Data provided ->
-- Opening Marker --

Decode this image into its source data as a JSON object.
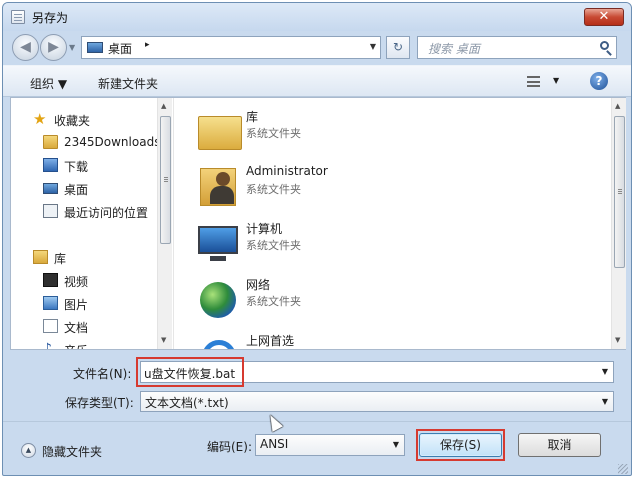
{
  "window": {
    "title": "另存为",
    "close_glyph": "✕"
  },
  "address": {
    "location": "桌面",
    "chevron": "▸",
    "search_placeholder": "搜索 桌面"
  },
  "toolbar": {
    "organize": "组织 ▼",
    "new_folder": "新建文件夹"
  },
  "sidebar": {
    "items": [
      {
        "label": "收藏夹",
        "icon": "star-icon"
      },
      {
        "label": "2345Downloads",
        "icon": "folder-icon"
      },
      {
        "label": "下载",
        "icon": "downloads-folder-icon"
      },
      {
        "label": "桌面",
        "icon": "desktop-icon"
      },
      {
        "label": "最近访问的位置",
        "icon": "recent-places-icon"
      },
      {
        "label": "库",
        "icon": "libraries-icon"
      },
      {
        "label": "视频",
        "icon": "video-icon"
      },
      {
        "label": "图片",
        "icon": "pictures-icon"
      },
      {
        "label": "文档",
        "icon": "documents-icon"
      },
      {
        "label": "音乐",
        "icon": "music-icon"
      }
    ]
  },
  "files": [
    {
      "name": "库",
      "type": "系统文件夹",
      "icon": "library-folder-icon"
    },
    {
      "name": "Administrator",
      "type": "系统文件夹",
      "icon": "user-folder-icon"
    },
    {
      "name": "计算机",
      "type": "系统文件夹",
      "icon": "computer-icon"
    },
    {
      "name": "网络",
      "type": "系统文件夹",
      "icon": "network-icon"
    },
    {
      "name": "上网首选",
      "type": "",
      "icon": "internet-explorer-icon"
    }
  ],
  "form": {
    "filename_label": "文件名(N):",
    "filename_value": "u盘文件恢复.bat",
    "filetype_label": "保存类型(T):",
    "filetype_value": "文本文档(*.txt)",
    "hide_folders": "隐藏文件夹",
    "encoding_label": "编码(E):",
    "encoding_value": "ANSI",
    "save": "保存(S)",
    "cancel": "取消"
  },
  "colors": {
    "highlight": "#d63a30",
    "close": "#c84a33",
    "accent": "#2d62a6"
  }
}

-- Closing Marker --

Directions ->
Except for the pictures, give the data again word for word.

Your response ->
Decode this image into its source data as a JSON object.
{
  "window": {
    "title": "另存为",
    "close_glyph": "✕"
  },
  "address": {
    "location": "桌面",
    "chevron": "▸",
    "search_placeholder": "搜索 桌面"
  },
  "toolbar": {
    "organize": "组织 ▼",
    "new_folder": "新建文件夹"
  },
  "sidebar": {
    "items": [
      {
        "label": "收藏夹",
        "icon": "star-icon"
      },
      {
        "label": "2345Downloads",
        "icon": "folder-icon"
      },
      {
        "label": "下载",
        "icon": "downloads-folder-icon"
      },
      {
        "label": "桌面",
        "icon": "desktop-icon"
      },
      {
        "label": "最近访问的位置",
        "icon": "recent-places-icon"
      },
      {
        "label": "库",
        "icon": "libraries-icon"
      },
      {
        "label": "视频",
        "icon": "video-icon"
      },
      {
        "label": "图片",
        "icon": "pictures-icon"
      },
      {
        "label": "文档",
        "icon": "documents-icon"
      },
      {
        "label": "音乐",
        "icon": "music-icon"
      }
    ]
  },
  "files": [
    {
      "name": "库",
      "type": "系统文件夹",
      "icon": "library-folder-icon"
    },
    {
      "name": "Administrator",
      "type": "系统文件夹",
      "icon": "user-folder-icon"
    },
    {
      "name": "计算机",
      "type": "系统文件夹",
      "icon": "computer-icon"
    },
    {
      "name": "网络",
      "type": "系统文件夹",
      "icon": "network-icon"
    },
    {
      "name": "上网首选",
      "type": "",
      "icon": "internet-explorer-icon"
    }
  ],
  "form": {
    "filename_label": "文件名(N):",
    "filename_value": "u盘文件恢复.bat",
    "filetype_label": "保存类型(T):",
    "filetype_value": "文本文档(*.txt)",
    "hide_folders": "隐藏文件夹",
    "encoding_label": "编码(E):",
    "encoding_value": "ANSI",
    "save": "保存(S)",
    "cancel": "取消"
  },
  "colors": {
    "highlight": "#d63a30",
    "close": "#c84a33",
    "accent": "#2d62a6"
  }
}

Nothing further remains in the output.